Pull each line holding "this" out of the entries below.

*** INPUT DATA ***

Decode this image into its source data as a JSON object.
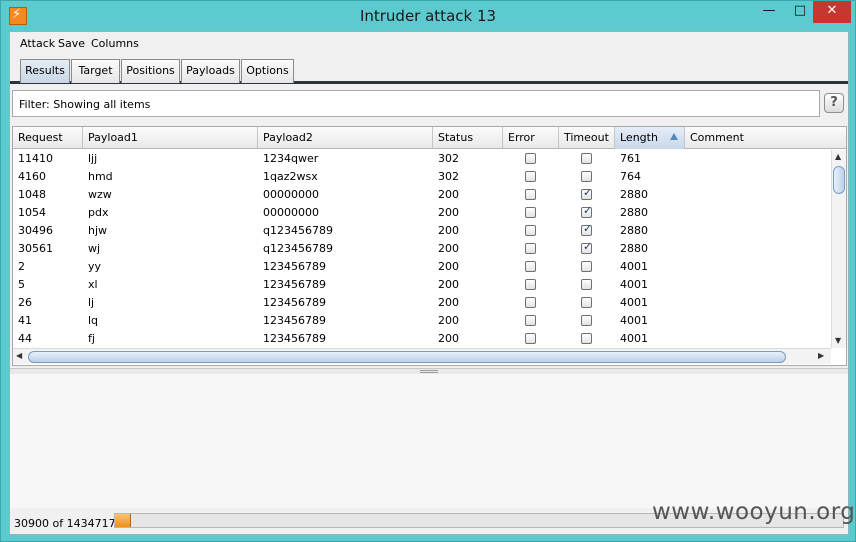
{
  "window": {
    "title": "Intruder attack 13",
    "minimize_glyph": "—",
    "maximize_glyph": "□",
    "close_glyph": "✕"
  },
  "menu": [
    "Attack",
    "Save",
    "Columns"
  ],
  "tabs": [
    "Results",
    "Target",
    "Positions",
    "Payloads",
    "Options"
  ],
  "active_tab": "Results",
  "filter": {
    "label": "Filter:",
    "value": "Showing all items",
    "help_glyph": "?"
  },
  "table": {
    "columns": [
      "Request",
      "Payload1",
      "Payload2",
      "Status",
      "Error",
      "Timeout",
      "Length",
      "Comment"
    ],
    "sorted_column": "Length",
    "rows": [
      {
        "request": "11410",
        "payload1": "ljj",
        "payload2": "1234qwer",
        "status": "302",
        "error": false,
        "timeout": false,
        "length": "761",
        "comment": ""
      },
      {
        "request": "4160",
        "payload1": "hmd",
        "payload2": "1qaz2wsx",
        "status": "302",
        "error": false,
        "timeout": false,
        "length": "764",
        "comment": ""
      },
      {
        "request": "1048",
        "payload1": "wzw",
        "payload2": "00000000",
        "status": "200",
        "error": false,
        "timeout": true,
        "length": "2880",
        "comment": ""
      },
      {
        "request": "1054",
        "payload1": "pdx",
        "payload2": "00000000",
        "status": "200",
        "error": false,
        "timeout": true,
        "length": "2880",
        "comment": ""
      },
      {
        "request": "30496",
        "payload1": "hjw",
        "payload2": "q123456789",
        "status": "200",
        "error": false,
        "timeout": true,
        "length": "2880",
        "comment": ""
      },
      {
        "request": "30561",
        "payload1": "wj",
        "payload2": "q123456789",
        "status": "200",
        "error": false,
        "timeout": true,
        "length": "2880",
        "comment": ""
      },
      {
        "request": "2",
        "payload1": "yy",
        "payload2": "123456789",
        "status": "200",
        "error": false,
        "timeout": false,
        "length": "4001",
        "comment": ""
      },
      {
        "request": "5",
        "payload1": "xl",
        "payload2": "123456789",
        "status": "200",
        "error": false,
        "timeout": false,
        "length": "4001",
        "comment": ""
      },
      {
        "request": "26",
        "payload1": "lj",
        "payload2": "123456789",
        "status": "200",
        "error": false,
        "timeout": false,
        "length": "4001",
        "comment": ""
      },
      {
        "request": "41",
        "payload1": "lq",
        "payload2": "123456789",
        "status": "200",
        "error": false,
        "timeout": false,
        "length": "4001",
        "comment": ""
      },
      {
        "request": "44",
        "payload1": "fj",
        "payload2": "123456789",
        "status": "200",
        "error": false,
        "timeout": false,
        "length": "4001",
        "comment": ""
      }
    ]
  },
  "status_bar": {
    "progress_text": "30900 of 1434717",
    "progress_fraction": 0.0215
  },
  "watermark": "www.wooyun.org",
  "colors": {
    "title_bar": "#5ccbcf",
    "close_button": "#c7372f",
    "progress_fill": "#f08f18",
    "app_icon": "#f28b1e"
  }
}
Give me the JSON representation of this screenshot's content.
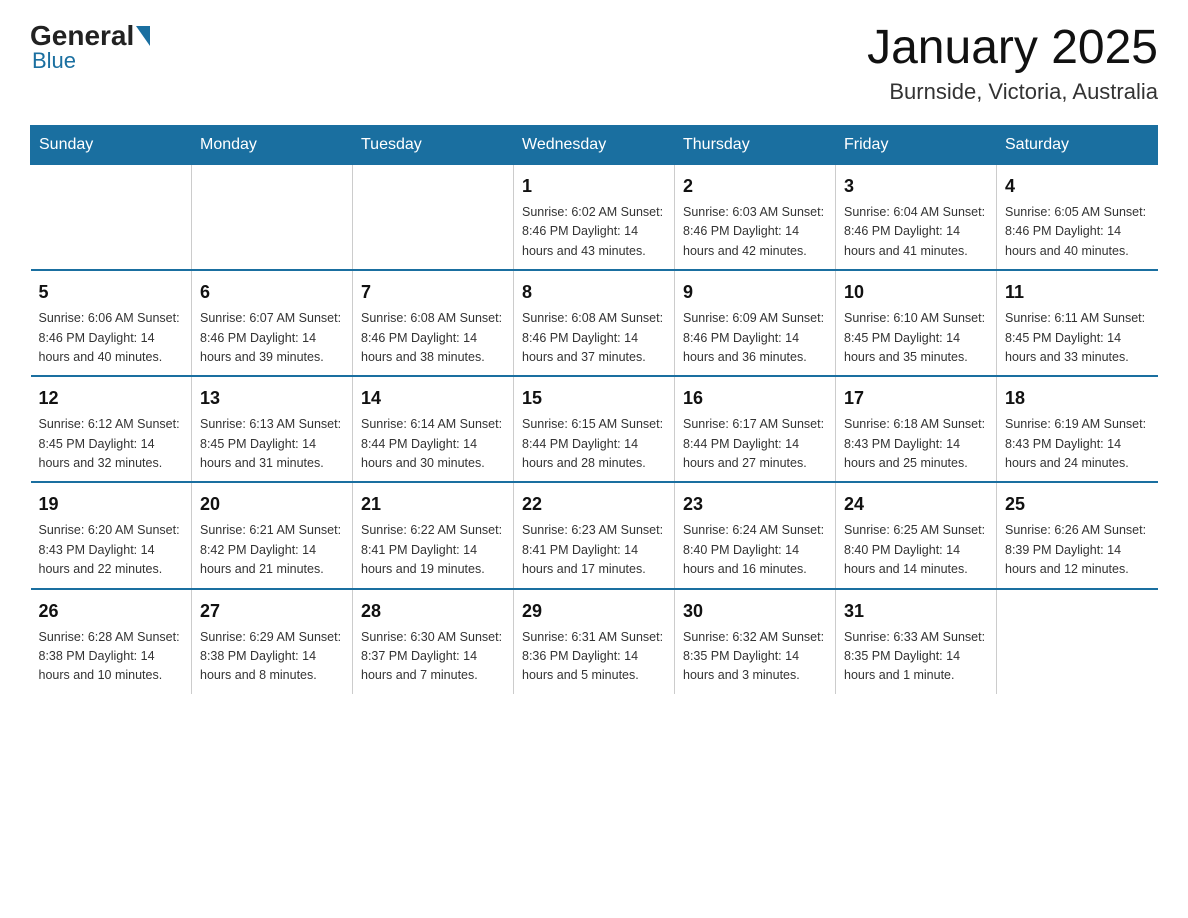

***

RESULT —
Decode this image into its source data as a JSON object.
Give me the JSON representation of this screenshot's content.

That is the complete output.